Friday, December 14, 2012

The balance of non-competitive behavior in mobile payments

Some-one recently showed me a Spanish article published in Columbia (Read here). My Spanish is almost non-existent with only a few emergency words like "cerveza", so the only way that I could understand the article was to get it translated with Google Translate. Turns out, that the local banking council has been complaining about the business practices displayed by Claro (the dominant carrier in Columbia).

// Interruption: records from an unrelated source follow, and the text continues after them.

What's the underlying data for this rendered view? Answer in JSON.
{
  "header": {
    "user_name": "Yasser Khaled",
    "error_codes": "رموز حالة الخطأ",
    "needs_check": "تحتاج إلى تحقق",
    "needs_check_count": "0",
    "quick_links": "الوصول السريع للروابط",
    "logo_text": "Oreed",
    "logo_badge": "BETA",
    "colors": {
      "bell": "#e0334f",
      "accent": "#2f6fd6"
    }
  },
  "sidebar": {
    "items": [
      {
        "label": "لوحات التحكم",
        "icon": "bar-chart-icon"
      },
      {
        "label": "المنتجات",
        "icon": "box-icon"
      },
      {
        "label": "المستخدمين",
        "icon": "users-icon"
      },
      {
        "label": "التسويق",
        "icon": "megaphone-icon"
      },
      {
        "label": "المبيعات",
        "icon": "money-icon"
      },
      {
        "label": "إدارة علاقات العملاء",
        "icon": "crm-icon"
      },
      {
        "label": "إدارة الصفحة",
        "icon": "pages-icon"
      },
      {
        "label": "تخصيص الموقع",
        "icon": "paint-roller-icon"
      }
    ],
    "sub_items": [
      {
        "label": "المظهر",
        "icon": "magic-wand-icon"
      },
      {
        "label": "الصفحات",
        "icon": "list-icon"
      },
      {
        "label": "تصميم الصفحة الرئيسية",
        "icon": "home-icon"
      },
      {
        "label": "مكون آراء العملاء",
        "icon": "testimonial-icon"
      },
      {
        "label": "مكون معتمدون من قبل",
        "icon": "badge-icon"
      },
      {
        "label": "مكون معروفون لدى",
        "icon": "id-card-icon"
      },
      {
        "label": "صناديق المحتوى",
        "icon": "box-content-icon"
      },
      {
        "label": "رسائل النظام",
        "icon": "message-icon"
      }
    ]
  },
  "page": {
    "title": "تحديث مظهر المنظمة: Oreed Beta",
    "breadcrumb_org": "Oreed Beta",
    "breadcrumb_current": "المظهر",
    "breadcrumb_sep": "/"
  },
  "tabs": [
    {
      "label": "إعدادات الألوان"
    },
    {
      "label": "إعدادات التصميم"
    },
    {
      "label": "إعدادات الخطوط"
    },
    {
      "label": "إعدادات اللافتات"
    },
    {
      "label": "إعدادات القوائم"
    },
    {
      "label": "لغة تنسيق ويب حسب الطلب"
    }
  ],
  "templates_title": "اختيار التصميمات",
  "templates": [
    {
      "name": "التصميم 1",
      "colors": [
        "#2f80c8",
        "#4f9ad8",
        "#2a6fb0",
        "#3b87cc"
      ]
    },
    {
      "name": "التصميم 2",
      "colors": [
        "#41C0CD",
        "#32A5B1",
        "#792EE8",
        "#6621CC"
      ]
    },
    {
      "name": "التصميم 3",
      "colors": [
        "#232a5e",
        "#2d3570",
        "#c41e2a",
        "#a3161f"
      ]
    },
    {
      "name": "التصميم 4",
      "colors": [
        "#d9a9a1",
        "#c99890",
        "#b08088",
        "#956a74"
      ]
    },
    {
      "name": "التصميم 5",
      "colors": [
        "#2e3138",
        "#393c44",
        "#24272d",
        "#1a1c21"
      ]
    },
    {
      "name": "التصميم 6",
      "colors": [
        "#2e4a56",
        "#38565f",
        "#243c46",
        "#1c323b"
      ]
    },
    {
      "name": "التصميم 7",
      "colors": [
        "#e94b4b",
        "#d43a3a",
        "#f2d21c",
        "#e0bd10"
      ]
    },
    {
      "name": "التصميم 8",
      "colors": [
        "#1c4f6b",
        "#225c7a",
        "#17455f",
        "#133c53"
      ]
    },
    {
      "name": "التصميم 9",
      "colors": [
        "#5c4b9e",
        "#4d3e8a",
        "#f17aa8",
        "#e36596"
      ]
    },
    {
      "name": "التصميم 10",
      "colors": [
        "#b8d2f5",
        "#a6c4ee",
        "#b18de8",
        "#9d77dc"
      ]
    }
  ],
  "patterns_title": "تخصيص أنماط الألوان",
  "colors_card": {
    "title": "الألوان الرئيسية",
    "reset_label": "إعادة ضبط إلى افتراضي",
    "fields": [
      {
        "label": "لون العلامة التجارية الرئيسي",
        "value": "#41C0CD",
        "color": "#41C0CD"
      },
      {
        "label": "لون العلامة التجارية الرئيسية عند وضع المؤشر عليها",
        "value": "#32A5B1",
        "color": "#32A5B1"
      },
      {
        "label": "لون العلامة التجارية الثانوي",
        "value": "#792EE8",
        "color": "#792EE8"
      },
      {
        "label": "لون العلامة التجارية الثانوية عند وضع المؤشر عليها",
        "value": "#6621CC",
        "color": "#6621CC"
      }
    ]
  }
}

According to the article (and the cryptic Google translation), Claro decided to charge between seven and thirteen times more for banking transactions on their network. If I understand the article correctly, this is to fund the additional infrastructure required to offer banking services on their network. We that work in the industry has seen this behavior in other markets where carriers use their unique position to effectively block banks to offer financial services (or even worse) to compete with them, by implementing punitive commercial tariffs to effectively keep banks out of mobile banking.

This behavior is absolutely deplorable and a reflection on the ethics of companies that follow these practices. It is probably illegal in most countries and carriers following these practices should be confronted with legal procedures. By following such practices, the development of branchless banking will be delayed and slowed down. The result of this is that the poor and the most needy will suffer most. Some-one, somewhere should feel ashamed of their way of doing business.

1 comment:

Asaf Riess said...

This is where competition may get in. Companies that offers mobile payments can approach other carriers and deploy a much cheaper prices. The market will force Claro to reduce drastically their fees.